When a cow first shows signs of heat, she is moo-ey, restless and less interested in grazing.  She will mount the other cows (or you!) and the other cows will try to mount her, but she will move out of the way.  You may also notice a soft vulva and perhaps some mucus.  I usually notice this behavior first thing in the morning, but my vet won’t answer the phone until eight.  Very tense for me.  And he always asks if the cow in question is in standing heat. Standing heat is when the cow will allow the other cows to mount her.  She will stand for it, perhaps looking over her shoulder to watch, but make no effort to get out of the way.   I always say “yes”, even though the answer is really no.  He’ll only come if I say yes, and by breeding at the first signs of oncoming heat, we are favoring the female sperm, who are more likely to still be alive when the cow’s egg is released later in the day.

We’ve had six calves born on our farm, and all but one have been heifers.  The one bull was born to a half-Brown Swiss cow who never showed any obvious heat signs.  I could only tell she was in heat when she was in standing heat, and I was not surprised to see her bull-calf earlier this month.  That cow is going into the freezer next month because she’s all around harder to breed and her gestation lasted three weeks longer than for my full-blooded Jerseys.  And she’s huge and slightly stubborn, which scares my backup milkers.

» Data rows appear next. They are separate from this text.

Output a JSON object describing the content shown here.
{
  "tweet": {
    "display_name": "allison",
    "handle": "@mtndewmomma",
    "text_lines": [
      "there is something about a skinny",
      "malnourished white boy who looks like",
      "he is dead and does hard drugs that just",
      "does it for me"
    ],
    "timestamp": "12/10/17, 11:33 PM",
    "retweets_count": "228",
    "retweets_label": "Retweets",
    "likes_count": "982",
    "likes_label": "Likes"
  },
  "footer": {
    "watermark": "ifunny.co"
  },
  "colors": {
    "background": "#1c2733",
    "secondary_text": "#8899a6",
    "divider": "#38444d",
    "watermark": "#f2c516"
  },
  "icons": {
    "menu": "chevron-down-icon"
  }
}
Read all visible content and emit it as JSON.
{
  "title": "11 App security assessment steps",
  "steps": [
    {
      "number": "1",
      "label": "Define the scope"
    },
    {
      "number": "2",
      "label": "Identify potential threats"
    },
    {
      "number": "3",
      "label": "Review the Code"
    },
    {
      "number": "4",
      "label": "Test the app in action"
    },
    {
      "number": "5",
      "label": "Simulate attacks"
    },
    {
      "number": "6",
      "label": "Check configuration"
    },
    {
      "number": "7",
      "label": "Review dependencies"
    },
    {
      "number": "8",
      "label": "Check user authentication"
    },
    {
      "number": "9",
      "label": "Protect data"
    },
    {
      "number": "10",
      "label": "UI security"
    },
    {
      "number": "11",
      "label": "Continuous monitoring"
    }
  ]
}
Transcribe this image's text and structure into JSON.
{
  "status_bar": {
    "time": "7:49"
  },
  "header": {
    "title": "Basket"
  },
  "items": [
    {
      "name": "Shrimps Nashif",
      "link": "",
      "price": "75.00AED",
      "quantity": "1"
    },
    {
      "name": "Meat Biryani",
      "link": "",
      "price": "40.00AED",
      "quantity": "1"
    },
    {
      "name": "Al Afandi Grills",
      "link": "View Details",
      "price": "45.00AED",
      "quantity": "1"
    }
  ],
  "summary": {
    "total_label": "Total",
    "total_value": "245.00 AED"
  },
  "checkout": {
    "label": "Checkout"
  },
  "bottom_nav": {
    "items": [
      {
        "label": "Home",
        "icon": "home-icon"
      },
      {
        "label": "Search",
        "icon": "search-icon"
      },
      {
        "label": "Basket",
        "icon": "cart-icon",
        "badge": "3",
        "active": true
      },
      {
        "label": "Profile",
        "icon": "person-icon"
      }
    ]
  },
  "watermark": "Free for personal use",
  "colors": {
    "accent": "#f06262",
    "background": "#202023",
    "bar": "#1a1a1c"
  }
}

Now most experienced farmer-types laugh at me when I tell them this stuff.  They tend to be men, though; perhaps they just don’t have the appropriate appreciation for female fertility cycles.  And most of them won’t breed till standing heat because they want to make sure the pregnancy “sticks” the first time, but the only cow we’ve had to breed twice is that Brown Swiss.  If you wait till she stands, you’ve waited too long.  🙂

So there you have it.  Bottom line: Call your AI tech or vet as soon as you suspect your cow is going into heat, and dramatically increase your odds of having girls.